_Exercise prompt_: From the first line to the last, print the records exactly.

_Given data_:
-- Opening Marker --
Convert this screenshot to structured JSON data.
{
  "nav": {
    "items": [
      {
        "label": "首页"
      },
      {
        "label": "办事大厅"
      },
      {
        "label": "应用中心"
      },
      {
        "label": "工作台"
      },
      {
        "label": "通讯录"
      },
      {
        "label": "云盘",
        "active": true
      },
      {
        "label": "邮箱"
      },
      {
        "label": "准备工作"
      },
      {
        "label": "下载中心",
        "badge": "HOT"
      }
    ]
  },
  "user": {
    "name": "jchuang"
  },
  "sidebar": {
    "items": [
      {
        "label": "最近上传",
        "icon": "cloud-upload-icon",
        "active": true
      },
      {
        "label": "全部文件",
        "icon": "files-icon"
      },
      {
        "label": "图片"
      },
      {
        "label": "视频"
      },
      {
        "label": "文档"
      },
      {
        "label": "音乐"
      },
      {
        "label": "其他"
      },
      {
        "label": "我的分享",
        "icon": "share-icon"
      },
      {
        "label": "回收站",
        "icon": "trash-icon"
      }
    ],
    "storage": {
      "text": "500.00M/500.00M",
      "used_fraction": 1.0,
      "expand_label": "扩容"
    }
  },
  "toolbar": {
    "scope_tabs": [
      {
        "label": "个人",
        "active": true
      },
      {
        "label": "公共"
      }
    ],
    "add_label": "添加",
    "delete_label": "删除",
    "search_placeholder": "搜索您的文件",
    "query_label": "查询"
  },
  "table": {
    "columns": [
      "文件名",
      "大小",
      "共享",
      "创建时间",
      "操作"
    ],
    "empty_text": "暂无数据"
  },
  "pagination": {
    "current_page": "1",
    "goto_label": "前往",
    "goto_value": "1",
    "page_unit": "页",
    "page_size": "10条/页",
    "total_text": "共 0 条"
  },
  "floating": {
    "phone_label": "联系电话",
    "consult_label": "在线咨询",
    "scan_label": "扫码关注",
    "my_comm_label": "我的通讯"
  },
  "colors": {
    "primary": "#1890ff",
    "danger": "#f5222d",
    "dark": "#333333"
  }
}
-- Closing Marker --
_Exercise output_:
Convert this screenshot to structured JSON data.
{
  "nav": {
    "items": [
      {
        "label": "首页"
      },
      {
        "label": "办事大厅"
      },
      {
        "label": "应用中心"
      },
      {
        "label": "工作台"
      },
      {
        "label": "通讯录"
      },
      {
        "label": "云盘",
        "active": true
      },
      {
        "label": "邮箱"
      },
      {
        "label": "准备工作"
      },
      {
        "label": "下载中心",
        "badge": "HOT"
      }
    ]
  },
  "user": {
    "name": "jchuang"
  },
  "sidebar": {
    "items": [
      {
        "label": "最近上传",
        "icon": "cloud-upload-icon",
        "active": true
      },
      {
        "label": "全部文件",
        "icon": "files-icon"
      },
      {
        "label": "图片"
      },
      {
        "label": "视频"
      },
      {
        "label": "文档"
      },
      {
        "label": "音乐"
      },
      {
        "label": "其他"
      },
      {
        "label": "我的分享",
        "icon": "share-icon"
      },
      {
        "label": "回收站",
        "icon": "trash-icon"
      }
    ],
    "storage": {
      "text": "500.00M/500.00M",
      "used_fraction": 1.0,
      "expand_label": "扩容"
    }
  },
  "toolbar": {
    "scope_tabs": [
      {
        "label": "个人",
        "active": true
      },
      {
        "label": "公共"
      }
    ],
    "add_label": "添加",
    "delete_label": "删除",
    "search_placeholder": "搜索您的文件",
    "query_label": "查询"
  },
  "table": {
    "columns": [
      "文件名",
      "大小",
      "共享",
      "创建时间",
      "操作"
    ],
    "empty_text": "暂无数据"
  },
  "pagination": {
    "current_page": "1",
    "goto_label": "前往",
    "goto_value": "1",
    "page_unit": "页",
    "page_size": "10条/页",
    "total_text": "共 0 条"
  },
  "floating": {
    "phone_label": "联系电话",
    "consult_label": "在线咨询",
    "scan_label": "扫码关注",
    "my_comm_label": "我的通讯"
  },
  "colors": {
    "primary": "#1890ff",
    "danger": "#f5222d",
    "dark": "#333333"
  }
}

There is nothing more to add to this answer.